I tried to look for a way to make completing the square easy, fun, engaging- anything other than a long algorithm to memorize.

Here's how my lesson went today:

I began by giving the students a "puzzle" to solve with Algebra tiles. Could they make a square with x^2 + 6x + 9 while following the rules we'd already established for how Algebra tiles can touch each other?

*The kids made the square easily and were unimpressed; after all, we'd been through this weeks ago when we started factoring!*

Next, I gave the students x^2 + 4x + 6 and asked them to make a second square.

*They worked at it for a while and then complained that I had given them an impossible task. I was pleased to note that most kids started with the x^2 tile in the upper left and 2x to the left and bottom of this tile. Instinctively, they realized that they would need to evenly split the linear term to form a square. They tried other combinations after this and then tried to get creative- adding tiles, hiding tiles, overlapping tiles, and breaking all sorts of Algebra tile rules.*

I asked kids how many "1" squares would be necessary to make a square in the previous problem.

*They knew it was 4.*

We moved from these concrete examples to guided notes that worked through the algorithm. In each step, I referred back to the models we'd made to reinforce how the algorithm matched what they had done on instinct.

*And thus began the whining, complaining, whimpering, and near mutiny! They wanted nothing to do with this lesson, don't see the point, think it's too hard, are scared of the quiz, etc, etc.*

I took as a sign of divine providence the fact that I had a meeting scheduled with my supervisor just after school. We're writing curriculum for Common Core implementation. Since she is just recently out of the classroom, and had recommended that I include completing the square in the course, I decided to ask what she would have done. Her answer: she just taught the algorithm, plain and simple- not the answer I was looking for. She was impressed by the work I'd had the kids do with the Algebra tiles but just kept explaining how important completing the square is in later math courses. Unfortunately, I didn't get any suggestions to improve my lesson which was what I was hoping for. I can't see completing the square being useful until at least Pre-Calc (and my students are in middle school, so that's at least three courses away) so I'm returning to the question I've been wrestling with since the weekend: is completing the square necessary at this point and are my students developmentally ready for it? I question the wisdom of doing some problems just to say it's done.

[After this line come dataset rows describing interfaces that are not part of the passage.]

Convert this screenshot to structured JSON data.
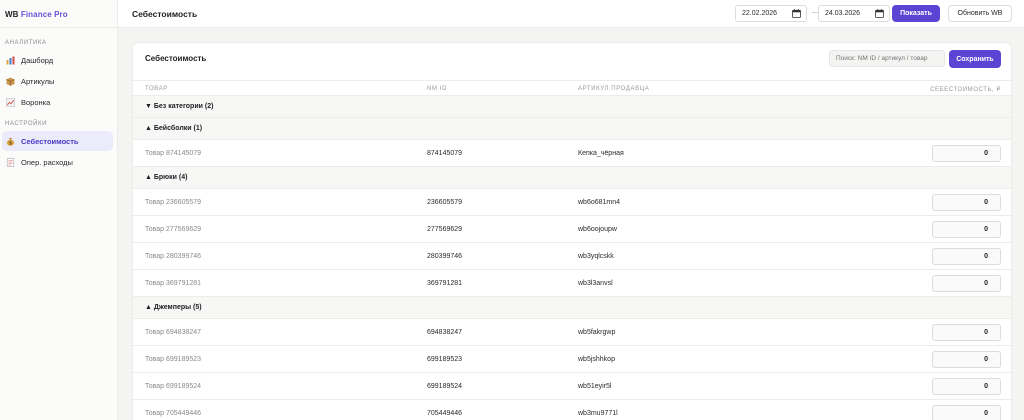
{
  "brand": {
    "prefix": "WB",
    "accent": "Finance Pro"
  },
  "sidebar": {
    "section1": "АНАЛИТИКА",
    "section2": "НАСТРОЙКИ",
    "items": [
      {
        "label": "Дашборд",
        "icon": "bar-chart-icon"
      },
      {
        "label": "Артикулы",
        "icon": "box-icon"
      },
      {
        "label": "Воронка",
        "icon": "trend-chart-icon"
      },
      {
        "label": "Себестоимость",
        "icon": "money-bag-icon",
        "active": true
      },
      {
        "label": "Опер. расходы",
        "icon": "document-icon"
      }
    ]
  },
  "topbar": {
    "title": "Себестоимость",
    "date_from": "22.02.2026",
    "date_sep": "—",
    "date_to": "24.03.2026",
    "show_label": "Показать",
    "refresh_label": "Обновить WB"
  },
  "card": {
    "title": "Себестоимость",
    "search_placeholder": "Поиск: NM ID / артикул / товар",
    "save_label": "Сохранить",
    "headers": {
      "product": "ТОВАР",
      "nm": "NM ID",
      "article": "АРТИКУЛ ПРОДАВЦА",
      "cost": "СЕБЕСТОИМОСТЬ, ₽"
    }
  },
  "rows": {
    "g0": "▼ Без категории (2)",
    "g1": "▲ Бейсболки (1)",
    "r1": {
      "name": "Товар 874145079",
      "nm": "874145079",
      "art": "Кепка_чёрная",
      "cost": "0"
    },
    "g2": "▲ Брюки (4)",
    "r2": {
      "name": "Товар 236605579",
      "nm": "236605579",
      "art": "wb6o681mn4",
      "cost": "0"
    },
    "r3": {
      "name": "Товар 277569629",
      "nm": "277569629",
      "art": "wb6oojoupw",
      "cost": "0"
    },
    "r4": {
      "name": "Товар 280399746",
      "nm": "280399746",
      "art": "wb3yqlcskk",
      "cost": "0"
    },
    "r5": {
      "name": "Товар 369791281",
      "nm": "369791281",
      "art": "wb3l3anvsl",
      "cost": "0"
    },
    "g3": "▲ Джемперы (5)",
    "r6": {
      "name": "Товар 694838247",
      "nm": "694838247",
      "art": "wb5fakrgwp",
      "cost": "0"
    },
    "r7": {
      "name": "Товар 699189523",
      "nm": "699189523",
      "art": "wb5jshhkop",
      "cost": "0"
    },
    "r8": {
      "name": "Товар 699189524",
      "nm": "699189524",
      "art": "wb51eyir5l",
      "cost": "0"
    },
    "r9": {
      "name": "Товар 705449446",
      "nm": "705449446",
      "art": "wb3mu9771l",
      "cost": "0"
    }
  },
  "colors": {
    "accent": "#5b44d4",
    "active_bg": "#ecebfb",
    "page_bg": "#f4f4f2"
  }
}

*I want to improve my lesson, so if you have any magic answers, please share!*

Tomorrow, we'll finish our guided notes, complete a foldable to summarize the process, and try several example problems. Wish me luck!

I usually start with having them square a few binomials and look at the relationship between the constant term in the binomial and the constant term and coefficient of x in the trinomial. My kids usually like the "short cut" feel of this. THen we have some incomplete trinomials where the y try to guess what "magic number" will make it also be a perfect square. Then we move on to ones where the there is a constant that is not the magic number and discuss what we might be able to do to make it be the magic number...hope that gives you a little help.

ReplyDeleteI found your blog through pinterest because of your foldables. :) I am a high school math teacher, from algebra 1 to advance algebra 2 to 2nd year calc. Your question on completing the square. On one hand: GOOD FOR YOU! While you are instilling a great deal of problem solving and getting to the why of the mathematics, this skill at alg 1 seems very...uninteresting.

ReplyDeleteUntil you get to quadratics. Completing the square is necessary to convert standard form to vertex form. (for most trinomials-it won't work that well for irrational numbers) You already know we use it to derive the quadratic formula. Well enough. But on the other hand, it becomes so useful for when they deal with conic sections (Algebra 2). You'll need completing the square so much for dealing with solving, graphing, and manipulating conic sections.

On the gripping hand, you're going to have to come clean with the kids-this is a tool to solve quadratic equations when factoring isn't so simple. This is another way to get the vertex without having to memorize a formula for the line of symmetry. (or recognize what part of the quadratic formula is the line of symmetry!) It is simplying another tool. A tool they should practice now, practice later, and the mastery and use of it will be clearer later. (God, HALF of the battle of calculus is just the algebra part. Recognizing that completng the square can simplify so many calculus problems...)

I hear ya on your troubles of making it interesting or in context of a problem. But this is true math, the manipulation of expressions and equations with a creative twist.